Those in emotional distress or suicidal crisis can also call 800-273-8255 to talk to trained counselors for free 24/7. For more information, see 988lifeline.org.

Other help resources are the 24-hour Summit County ADM Board mental health crisis line at 330-434-9144, 24-hour Portage Path Psychiatric Emergency Services at 330-762-6110 or by texting "NAMI" to 741741 for 24/7, confidential, free crisis counseling. (See namisummit.org/crisis-info.)

Arts and restaurant writer Kerry Clawson may be reached at 330-996-3527 or kclawson@thebeaconjournal.com.

Drama therapy workshop details

Program: "The Book of Life & Death," a drama therapy workshop on suicidal ideation

When: Workshop 10 a.m. to 3 p.m. Dec. 4, arrive at 9:30 a.m.

Where: None Too Fragile Theatre, 732 W. Exchange St., Akron

Cost: Free

Information: nonetoofragile.com

Show details

Drama: " 'Night, Mother"

When: Opens 8 p.m. Dec. 2, continuing through Dec. 17, 8 p.m. Thursdays-Saturdays, 2 p.m. Dec. 11, 8 p.m. Dec. 12

Where: None Too Fragile Theatre, 732 W. Exchange St., Akron

Onstage: Anne McEvoy, Kelly Strand

Offstage: Marsha Norman, playwright; Sean Derry, director

Cost: $30

Information: nonetoofragile.com or 330-962-5547

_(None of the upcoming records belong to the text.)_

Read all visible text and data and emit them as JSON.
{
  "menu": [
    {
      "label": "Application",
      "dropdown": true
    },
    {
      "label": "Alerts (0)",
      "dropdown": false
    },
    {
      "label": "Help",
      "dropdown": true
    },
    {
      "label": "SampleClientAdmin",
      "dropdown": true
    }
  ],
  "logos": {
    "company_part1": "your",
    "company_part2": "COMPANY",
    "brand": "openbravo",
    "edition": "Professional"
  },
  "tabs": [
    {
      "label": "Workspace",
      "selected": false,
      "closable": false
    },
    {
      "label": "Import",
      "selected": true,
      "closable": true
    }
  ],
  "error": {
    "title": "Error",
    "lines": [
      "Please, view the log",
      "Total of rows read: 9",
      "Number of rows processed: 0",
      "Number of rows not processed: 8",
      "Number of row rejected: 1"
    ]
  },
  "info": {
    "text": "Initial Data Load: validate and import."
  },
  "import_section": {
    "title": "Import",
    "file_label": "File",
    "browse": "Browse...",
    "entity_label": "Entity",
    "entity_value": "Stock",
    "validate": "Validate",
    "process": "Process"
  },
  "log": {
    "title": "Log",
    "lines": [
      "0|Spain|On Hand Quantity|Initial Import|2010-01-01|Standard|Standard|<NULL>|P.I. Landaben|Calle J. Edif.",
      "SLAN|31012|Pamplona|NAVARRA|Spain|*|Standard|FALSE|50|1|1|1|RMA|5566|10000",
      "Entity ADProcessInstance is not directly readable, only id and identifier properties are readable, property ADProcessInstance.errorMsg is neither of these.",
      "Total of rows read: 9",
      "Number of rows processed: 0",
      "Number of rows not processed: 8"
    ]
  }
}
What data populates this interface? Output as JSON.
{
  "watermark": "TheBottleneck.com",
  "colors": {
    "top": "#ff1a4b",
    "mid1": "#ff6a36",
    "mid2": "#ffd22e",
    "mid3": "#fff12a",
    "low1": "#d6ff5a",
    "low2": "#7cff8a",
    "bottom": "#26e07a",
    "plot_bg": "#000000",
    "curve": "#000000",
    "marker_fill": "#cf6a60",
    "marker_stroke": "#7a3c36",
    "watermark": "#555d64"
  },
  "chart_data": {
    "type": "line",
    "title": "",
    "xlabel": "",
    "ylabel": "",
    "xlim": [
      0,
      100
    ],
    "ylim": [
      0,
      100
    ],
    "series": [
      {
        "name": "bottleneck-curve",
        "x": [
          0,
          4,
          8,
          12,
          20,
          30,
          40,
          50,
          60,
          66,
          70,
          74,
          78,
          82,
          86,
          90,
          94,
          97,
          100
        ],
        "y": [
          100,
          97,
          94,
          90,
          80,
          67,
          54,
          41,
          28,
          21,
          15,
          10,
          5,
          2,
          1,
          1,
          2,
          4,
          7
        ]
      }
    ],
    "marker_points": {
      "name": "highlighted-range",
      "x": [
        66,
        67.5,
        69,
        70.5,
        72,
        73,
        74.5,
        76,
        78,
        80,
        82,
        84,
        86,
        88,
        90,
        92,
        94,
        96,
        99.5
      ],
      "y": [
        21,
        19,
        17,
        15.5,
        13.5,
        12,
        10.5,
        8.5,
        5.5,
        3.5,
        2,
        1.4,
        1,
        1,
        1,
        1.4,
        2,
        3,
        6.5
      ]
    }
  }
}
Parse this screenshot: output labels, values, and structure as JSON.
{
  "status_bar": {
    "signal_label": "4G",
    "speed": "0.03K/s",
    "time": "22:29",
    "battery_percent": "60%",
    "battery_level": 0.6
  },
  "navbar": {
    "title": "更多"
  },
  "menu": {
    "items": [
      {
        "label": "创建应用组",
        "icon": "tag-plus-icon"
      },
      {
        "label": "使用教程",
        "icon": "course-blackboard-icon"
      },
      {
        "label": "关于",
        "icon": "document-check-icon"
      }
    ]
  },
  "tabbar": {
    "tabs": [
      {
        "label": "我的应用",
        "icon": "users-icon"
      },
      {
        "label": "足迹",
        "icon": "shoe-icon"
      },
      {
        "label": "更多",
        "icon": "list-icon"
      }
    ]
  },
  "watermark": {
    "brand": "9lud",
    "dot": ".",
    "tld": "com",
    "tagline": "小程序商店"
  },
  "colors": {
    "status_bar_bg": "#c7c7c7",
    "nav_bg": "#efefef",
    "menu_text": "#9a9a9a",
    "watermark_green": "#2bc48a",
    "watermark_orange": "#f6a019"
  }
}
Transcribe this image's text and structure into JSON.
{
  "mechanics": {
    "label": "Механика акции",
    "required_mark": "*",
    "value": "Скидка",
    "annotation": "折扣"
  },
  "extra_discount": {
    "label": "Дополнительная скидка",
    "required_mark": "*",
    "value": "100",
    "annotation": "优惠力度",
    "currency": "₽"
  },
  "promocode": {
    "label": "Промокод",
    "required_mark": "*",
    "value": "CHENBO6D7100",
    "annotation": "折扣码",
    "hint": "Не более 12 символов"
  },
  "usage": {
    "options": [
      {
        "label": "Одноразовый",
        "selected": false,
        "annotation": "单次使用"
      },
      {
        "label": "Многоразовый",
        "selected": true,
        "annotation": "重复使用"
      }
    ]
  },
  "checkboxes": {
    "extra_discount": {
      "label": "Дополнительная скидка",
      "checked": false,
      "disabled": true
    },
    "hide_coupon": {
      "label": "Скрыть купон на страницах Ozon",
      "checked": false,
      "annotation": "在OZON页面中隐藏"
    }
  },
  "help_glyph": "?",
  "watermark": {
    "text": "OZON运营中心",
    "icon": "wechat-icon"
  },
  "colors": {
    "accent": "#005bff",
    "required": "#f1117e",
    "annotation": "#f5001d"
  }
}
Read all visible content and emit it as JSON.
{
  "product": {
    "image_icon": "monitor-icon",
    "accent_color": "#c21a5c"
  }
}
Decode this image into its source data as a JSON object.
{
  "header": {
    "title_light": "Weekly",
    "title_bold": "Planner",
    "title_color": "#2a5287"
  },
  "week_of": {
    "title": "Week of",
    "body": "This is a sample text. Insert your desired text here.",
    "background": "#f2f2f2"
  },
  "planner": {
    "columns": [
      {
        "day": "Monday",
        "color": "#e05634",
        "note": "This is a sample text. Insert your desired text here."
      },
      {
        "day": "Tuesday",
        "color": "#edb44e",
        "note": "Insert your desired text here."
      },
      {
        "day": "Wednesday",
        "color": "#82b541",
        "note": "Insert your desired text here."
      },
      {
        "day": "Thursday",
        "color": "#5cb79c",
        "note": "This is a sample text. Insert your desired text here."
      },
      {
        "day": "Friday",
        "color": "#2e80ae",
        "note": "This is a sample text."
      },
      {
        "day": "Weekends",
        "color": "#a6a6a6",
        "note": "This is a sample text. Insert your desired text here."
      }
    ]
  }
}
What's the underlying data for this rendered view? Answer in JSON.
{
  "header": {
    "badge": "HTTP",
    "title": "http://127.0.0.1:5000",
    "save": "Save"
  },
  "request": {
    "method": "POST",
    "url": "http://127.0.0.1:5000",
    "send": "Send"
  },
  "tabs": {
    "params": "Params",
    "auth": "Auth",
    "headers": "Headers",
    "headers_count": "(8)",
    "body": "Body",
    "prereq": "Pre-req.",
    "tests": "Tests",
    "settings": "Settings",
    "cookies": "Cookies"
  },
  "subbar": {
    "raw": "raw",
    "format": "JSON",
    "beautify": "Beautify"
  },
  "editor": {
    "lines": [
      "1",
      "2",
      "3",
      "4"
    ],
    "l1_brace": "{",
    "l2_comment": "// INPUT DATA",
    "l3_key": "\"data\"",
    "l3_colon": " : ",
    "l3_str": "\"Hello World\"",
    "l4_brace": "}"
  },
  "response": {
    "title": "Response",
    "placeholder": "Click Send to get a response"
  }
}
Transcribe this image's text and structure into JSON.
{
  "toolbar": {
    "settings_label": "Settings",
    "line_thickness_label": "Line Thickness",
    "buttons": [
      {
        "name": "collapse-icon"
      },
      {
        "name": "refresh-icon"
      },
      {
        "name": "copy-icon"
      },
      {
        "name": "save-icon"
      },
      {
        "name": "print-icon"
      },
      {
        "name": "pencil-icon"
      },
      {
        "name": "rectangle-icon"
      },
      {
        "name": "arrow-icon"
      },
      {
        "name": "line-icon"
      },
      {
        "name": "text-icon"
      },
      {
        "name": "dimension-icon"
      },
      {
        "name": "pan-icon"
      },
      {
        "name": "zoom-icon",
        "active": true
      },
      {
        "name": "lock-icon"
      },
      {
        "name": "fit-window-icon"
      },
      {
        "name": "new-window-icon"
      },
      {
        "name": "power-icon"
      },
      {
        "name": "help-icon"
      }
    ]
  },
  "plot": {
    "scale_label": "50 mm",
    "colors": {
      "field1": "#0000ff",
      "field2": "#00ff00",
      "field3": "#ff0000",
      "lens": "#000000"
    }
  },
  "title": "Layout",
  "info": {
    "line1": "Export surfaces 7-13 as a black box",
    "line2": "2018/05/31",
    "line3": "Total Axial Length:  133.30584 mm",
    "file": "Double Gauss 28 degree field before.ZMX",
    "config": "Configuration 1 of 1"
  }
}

This article originally appeared on Akron Beacon Journal: None Too Fragile in Akron focuses on Drama therapy in workshop